The Online Data Portal (ODP) is an evolving project to support collaborative river restoration projects, such as the TRRP. The goal is to provide a centralized clearing house of documents and data for program partners, stakeholders, and the public. The functionality and data holdings will continue to be expanded over the next few years. The ability to store Data Packages is new as of Fall 2011 and holdings should expand substantially in the months afterward. A project to scan many older documents also began in December 2011. Simple time-series datasets have long been stored in the ODP, but holdings of these data are likely to increase as TRRP implements an upcoming Data Management and Utility Plan. Major upgrades to the Interactive Map are expected to start in winter and spring of 2012. The long term vision is that many data resources will be accessible both by text searches and via the Interactive Map. The ODP will be available for use by other river restoration programs.

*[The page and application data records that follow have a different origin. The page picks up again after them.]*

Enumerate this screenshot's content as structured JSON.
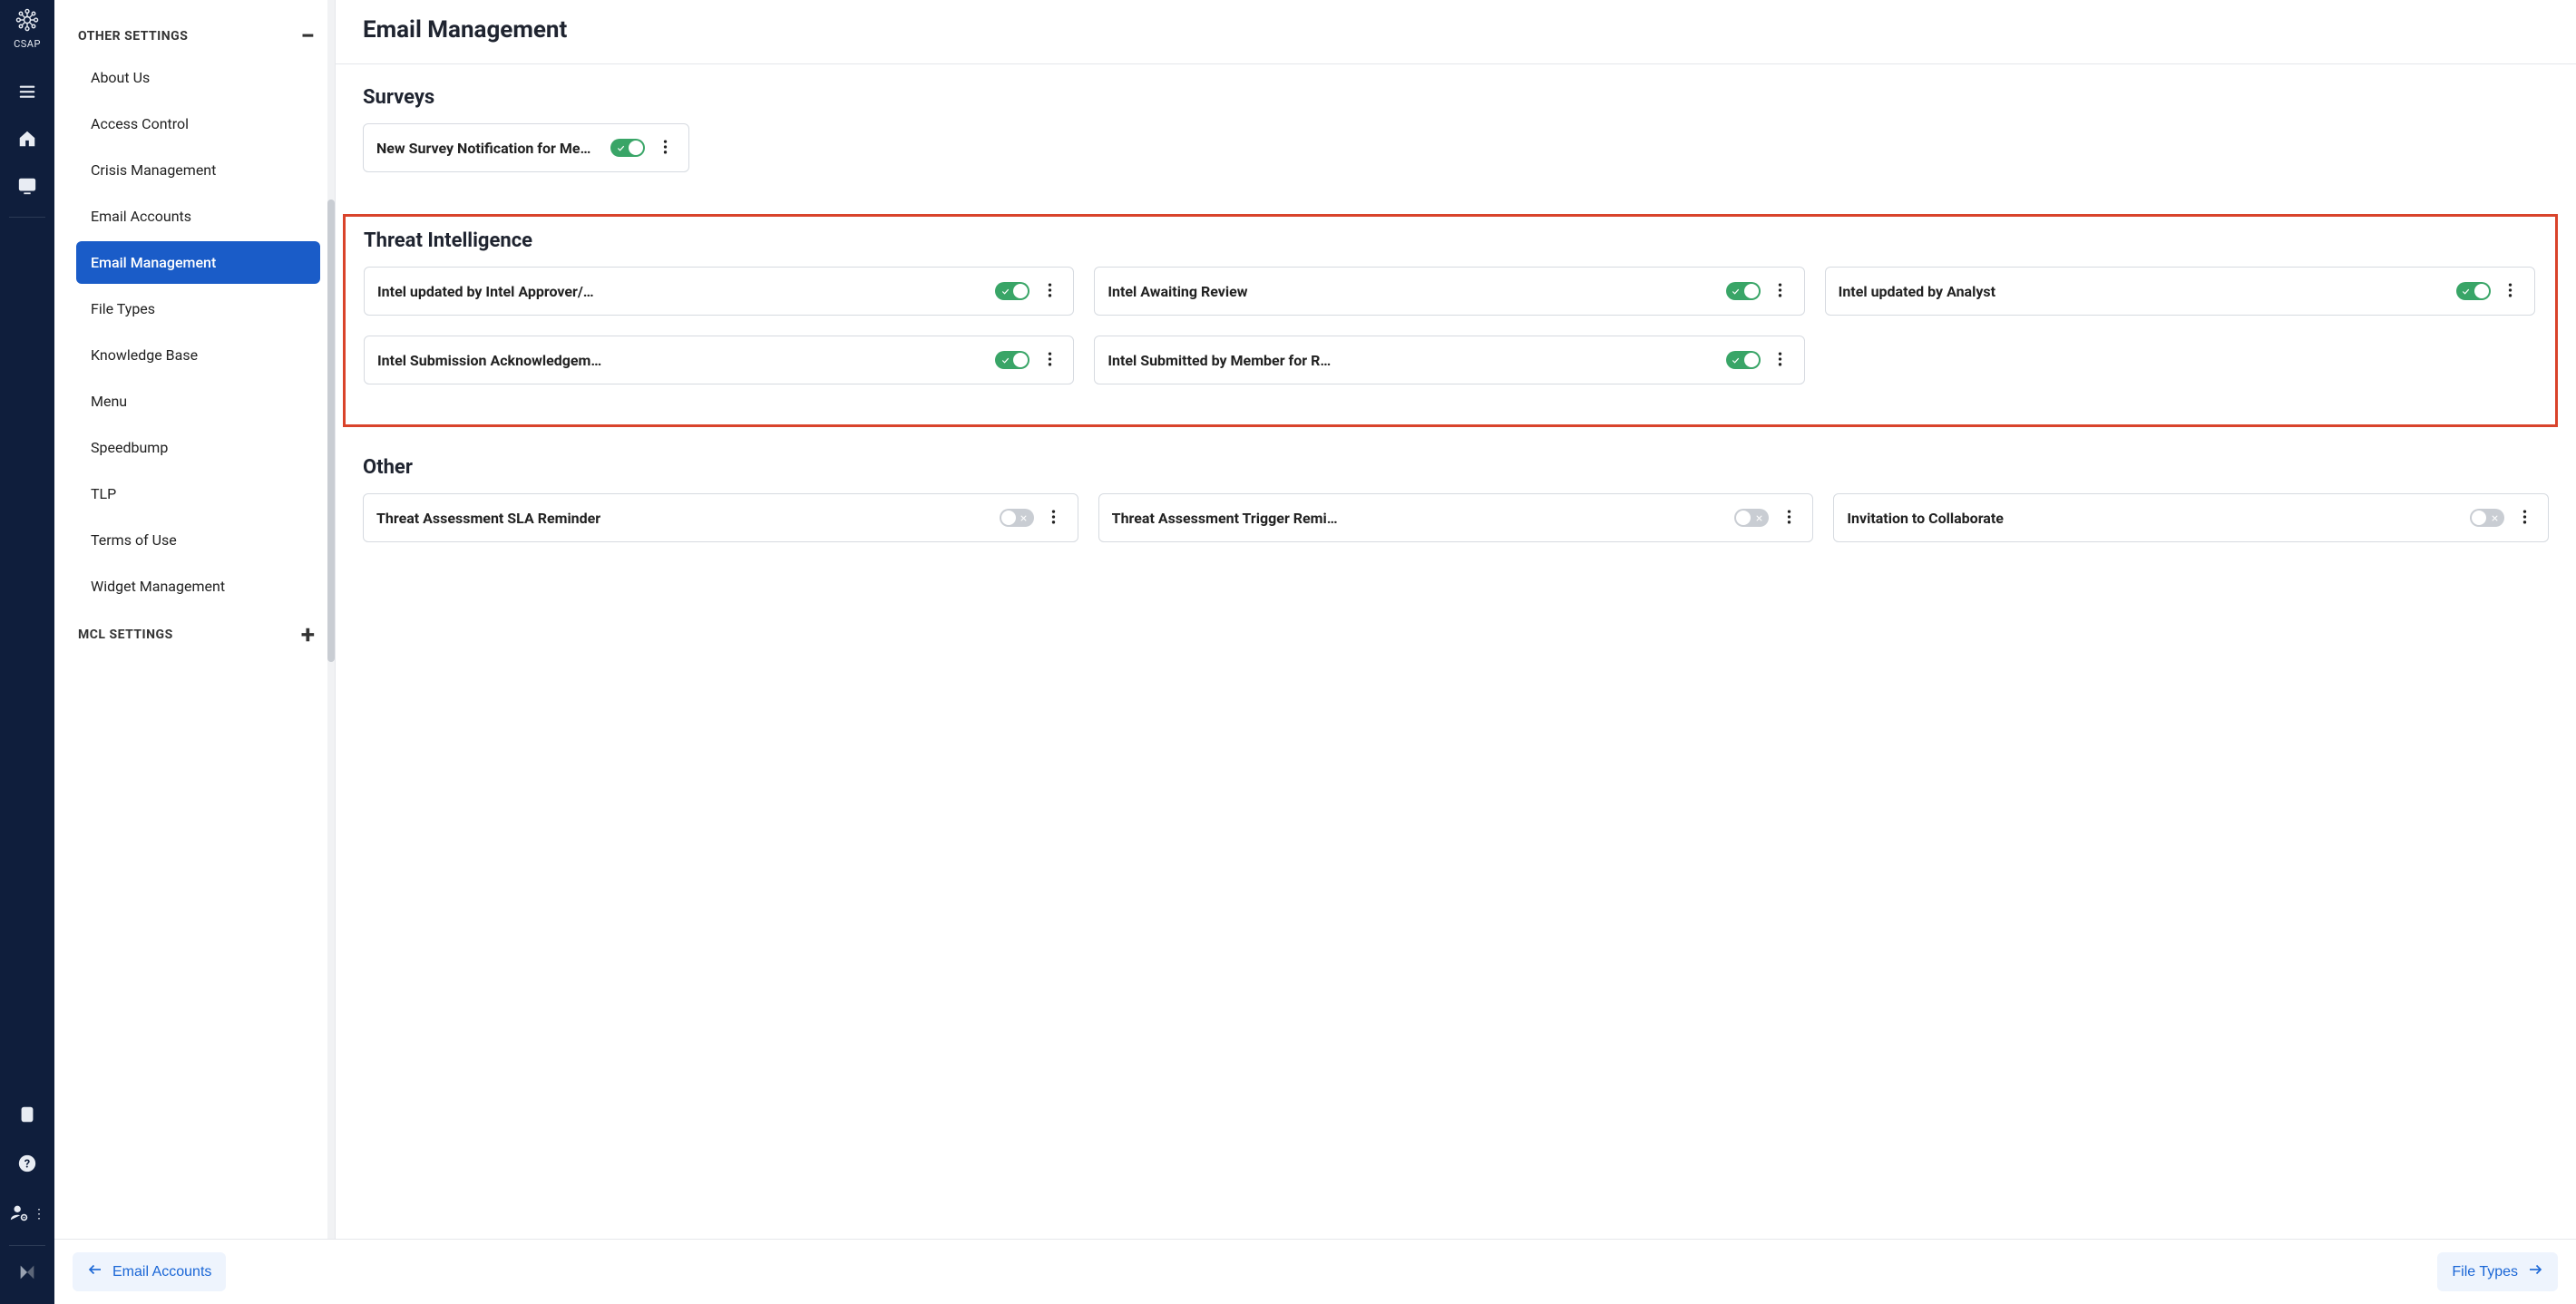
{
  "brand": {
    "name": "CSAP"
  },
  "rail": {
    "items_top": [
      "menu",
      "home",
      "monitor"
    ],
    "items_bottom": [
      "clipboard",
      "help",
      "user",
      "logo"
    ]
  },
  "sidebar": {
    "sections": [
      {
        "key": "other",
        "label": "OTHER SETTINGS",
        "expanded": true,
        "toggle_glyph": "−",
        "items": [
          {
            "label": "About Us",
            "active": false
          },
          {
            "label": "Access Control",
            "active": false
          },
          {
            "label": "Crisis Management",
            "active": false
          },
          {
            "label": "Email Accounts",
            "active": false
          },
          {
            "label": "Email Management",
            "active": true
          },
          {
            "label": "File Types",
            "active": false
          },
          {
            "label": "Knowledge Base",
            "active": false
          },
          {
            "label": "Menu",
            "active": false
          },
          {
            "label": "Speedbump",
            "active": false
          },
          {
            "label": "TLP",
            "active": false
          },
          {
            "label": "Terms of Use",
            "active": false
          },
          {
            "label": "Widget Management",
            "active": false
          }
        ]
      },
      {
        "key": "mcl",
        "label": "MCL SETTINGS",
        "expanded": false,
        "toggle_glyph": "+",
        "items": []
      }
    ]
  },
  "page": {
    "title": "Email Management",
    "sections": [
      {
        "key": "surveys",
        "title": "Surveys",
        "highlighted": false,
        "single_column": true,
        "cards": [
          {
            "label": "New Survey Notification for Me…",
            "on": true
          }
        ]
      },
      {
        "key": "threat_intel",
        "title": "Threat Intelligence",
        "highlighted": true,
        "single_column": false,
        "cards": [
          {
            "label": "Intel updated by Intel Approver/…",
            "on": true
          },
          {
            "label": "Intel Awaiting Review",
            "on": true
          },
          {
            "label": "Intel updated by Analyst",
            "on": true
          },
          {
            "label": "Intel Submission Acknowledgem…",
            "on": true
          },
          {
            "label": "Intel Submitted by Member for R…",
            "on": true
          }
        ]
      },
      {
        "key": "other",
        "title": "Other",
        "highlighted": false,
        "single_column": false,
        "cards": [
          {
            "label": "Threat Assessment SLA Reminder",
            "on": false
          },
          {
            "label": "Threat Assessment Trigger Remi…",
            "on": false
          },
          {
            "label": "Invitation to Collaborate",
            "on": false
          }
        ]
      }
    ]
  },
  "bottom_nav": {
    "prev": {
      "label": "Email Accounts"
    },
    "next": {
      "label": "File Types"
    }
  }
}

The British Columbia Conservation Data Centre (CDC) collects and disseminates information on plants, animals and ecosystems at risk in British Columbia. The " BC Species and Ecosystems Explorer" is a source for authoritative conservation information on approximately 7400 plants and animals, and over 600 ecological communities (ecosystems)in British Columbia. Information includes conservation status, legal designation, and ecosection values for ecological communities.